The Ministry of Nostalgia does, occasionally, show the signs of a publisher approaching an author with a book idea based on a couple of magazine essays. Sometimes you can see the sellotape holding it together. But that’s a trivial complaint because Hatherley can write. His demolition job on Norman Foster’s Imperial War Museum is a treat. There you can see the tired atrium (Foster loves atriums), the steps that go nowhere, the inaccurate captions on exhibitions, wonder about the brushing aside of inconvenient narrative and end up in the gift shops where you can buy a new catalogue featuring a foreword signed by Prince William. It’s a place “to pig out on Gill Sans, muted colours, Blitz spirit, crown logos, wartime cooking, duplicate ration cards – whatever your fantasy about living in genuine privation and fear might be … in a building that evokes a Bravo Two Zero version of a PFI hospital. The Museum of Keeping Calm and Carrying On.”

 

The Ministry of Nostalgia is published by Verso at £18.99. This article was first published in the Morning Star.

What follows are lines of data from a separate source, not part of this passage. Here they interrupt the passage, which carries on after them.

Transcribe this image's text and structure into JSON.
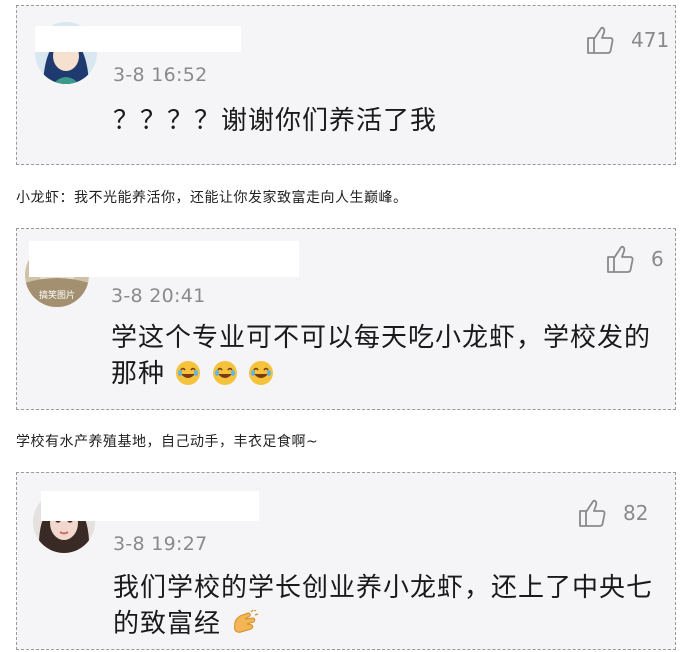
{
  "comments": [
    {
      "time": "3-8 16:52",
      "text": "？？？？谢谢你们养活了我",
      "likes": "471",
      "avatar": "anime-girl-avatar-icon"
    },
    {
      "time": "3-8 20:41",
      "text_line1": "学这个专业可不可以每天吃小龙虾，学校发的",
      "text_line2": "那种",
      "likes": "6",
      "avatar_text": "搞笑图片",
      "emoji": "laughing-tears-emoji-icon"
    },
    {
      "time": "3-8 19:27",
      "text_line1": "我们学校的学长创业养小龙虾，还上了中央七",
      "text_line2": "的致富经",
      "likes": "82",
      "emoji": "clapping-hands-emoji-icon"
    }
  ],
  "captions": [
    "小龙虾：我不光能养活你，还能让你发家致富走向人生巅峰。",
    "学校有水产养殖基地，自己动手，丰衣足食啊~"
  ]
}
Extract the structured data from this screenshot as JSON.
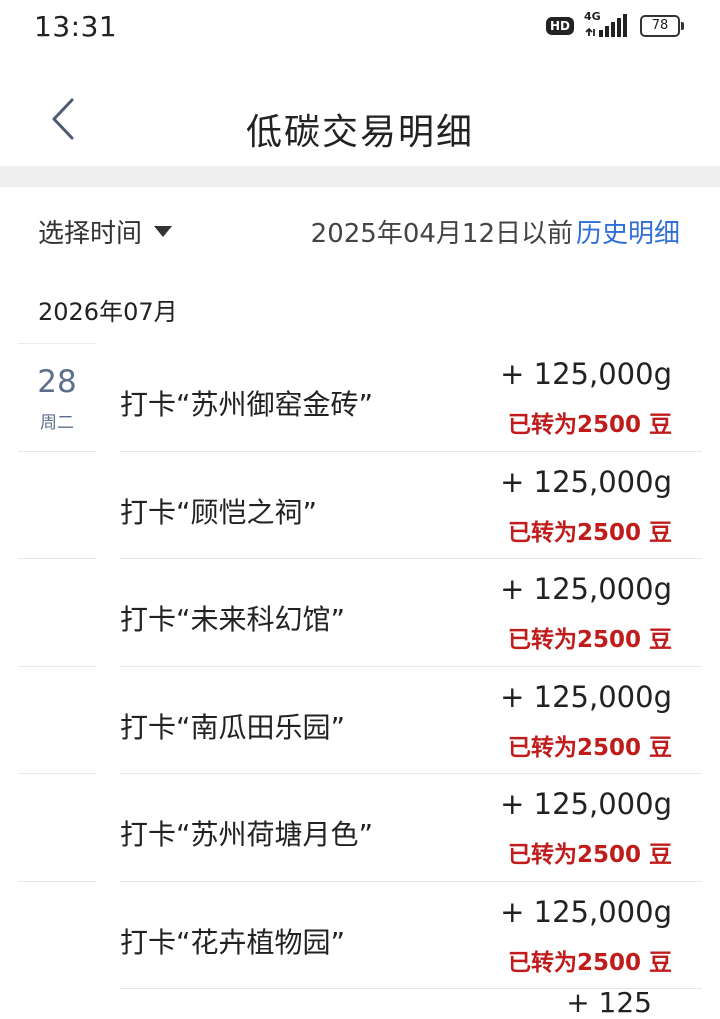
{
  "status": {
    "time": "13:31",
    "hd": "HD",
    "network": "4G",
    "battery": "78"
  },
  "nav": {
    "title": "低碳交易明细"
  },
  "filter": {
    "time_select_label": "选择时间",
    "before_date": "2025年04月12日以前",
    "history_link": "历史明细"
  },
  "month": "2026年07月",
  "first_day": {
    "day": "28",
    "weekday": "周二"
  },
  "records": [
    {
      "title": "打卡“苏州御窑金砖”",
      "amount": "+ 125,000g",
      "beans": "已转为2500 豆"
    },
    {
      "title": "打卡“顾恺之祠”",
      "amount": "+ 125,000g",
      "beans": "已转为2500 豆"
    },
    {
      "title": "打卡“未来科幻馆”",
      "amount": "+ 125,000g",
      "beans": "已转为2500 豆"
    },
    {
      "title": "打卡“南瓜田乐园”",
      "amount": "+ 125,000g",
      "beans": "已转为2500 豆"
    },
    {
      "title": "打卡“苏州荷塘月色”",
      "amount": "+ 125,000g",
      "beans": "已转为2500 豆"
    },
    {
      "title": "打卡“花卉植物园”",
      "amount": "+ 125,000g",
      "beans": "已转为2500 豆"
    }
  ],
  "partial_next": "+ 125"
}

Patti Smith in 1978
Wednesday, 27 January 2016 18:34

Rock 'n Roll Royalty

Published in Music

Ross Bradshaw reviews M Train and finds out he's been wearing the same headgear as Patti Smith.

For some people in Aberdeen sometime in the 70s, their introduction to Patti Smith was a large graffito saying “Jesus died for somebody’s sins but not mine”, painted up on the back wall of a city centre church. It stayed for quite a while. It’s the sort of thing that punky people did back then. To them Patti Smith was a star.


Forty years on Patti Smith is still a star, rock’n'roll royalty, though any newcomers picking up M Train would be hard pushed to notice that she leads a band. Or that she is a regular act at leftie music tours. The main reference to her role as a singer is when she spends a summer “working” which earns her the money to buy a broken down house by the sea. It is, however, pretty much rock and roll to buy it without a survey I guess.

Smith was visiting the area, Rockaway, in part to get a free coffee from Zak. He’d worked at her favourite Greenwich Village cafe, ‘Ino (correct spelling), and she’d offered to invest in his seaside cafe. I presume she did that, though it was left unclear. Unfortunately the cafe was wiped out in a hurricane as was the boardwalk it stood on. At least in the book the author does not worry about her investment. Rock’n'roll again.

Her love of coffee runs through this book, if it’s not a black coffee at the cafe (always served with brown toast and a small bowl of olive oil – in tribute that’s what I’m having now) it’s a large deli coffee, or another cafe somewhere, in some country. Mostly she visits these countries to go to the graves of authors she loves. In North Africa she visits the forgotten grave of Jean Genet and in England she visited – three times – the well-known grave of Sylvia Plath where she tucked a “small spiral notebook, a purple ribbon, and a cotton lisle sock with a bee embroidered near the top” by the headstone. Hmm.

Throughout the book she obsesses about the writers whose work she loves. After a while you can almost guess who they are. Come on in Murakami, Henry Miller, Paul Bowles… It’s just the right side of wearying, leavened (though there must be a better word) by the melancholia of the book as the spirit of her late husband, the musician Fred Smith is never far away. But she doesn’t half mythologise authors, after meeting two she says “All writers are bums, I murmured. May I be counted among you one day.” One day might she also meet an editor.

Had she met an editor he or she would have stopped so much repetition. I lost count of the times she “grabbed her watch cap” before going out. What is a watch cap, I kept thinking. Google… Doh, it’s the thing she is wearing on the book cover. The same sort of head covering I’ve worn all winter. The nearest, perhaps, I’ll ever get to a rock and roll lifestyle. Still, I would not mind playing in the band... https://www.youtube.com/watch?v=VgNeBNMJFZs

M Train is published by Bloomsbury at £18.99. This is an edited version of an article which first appeared in the Morning Star.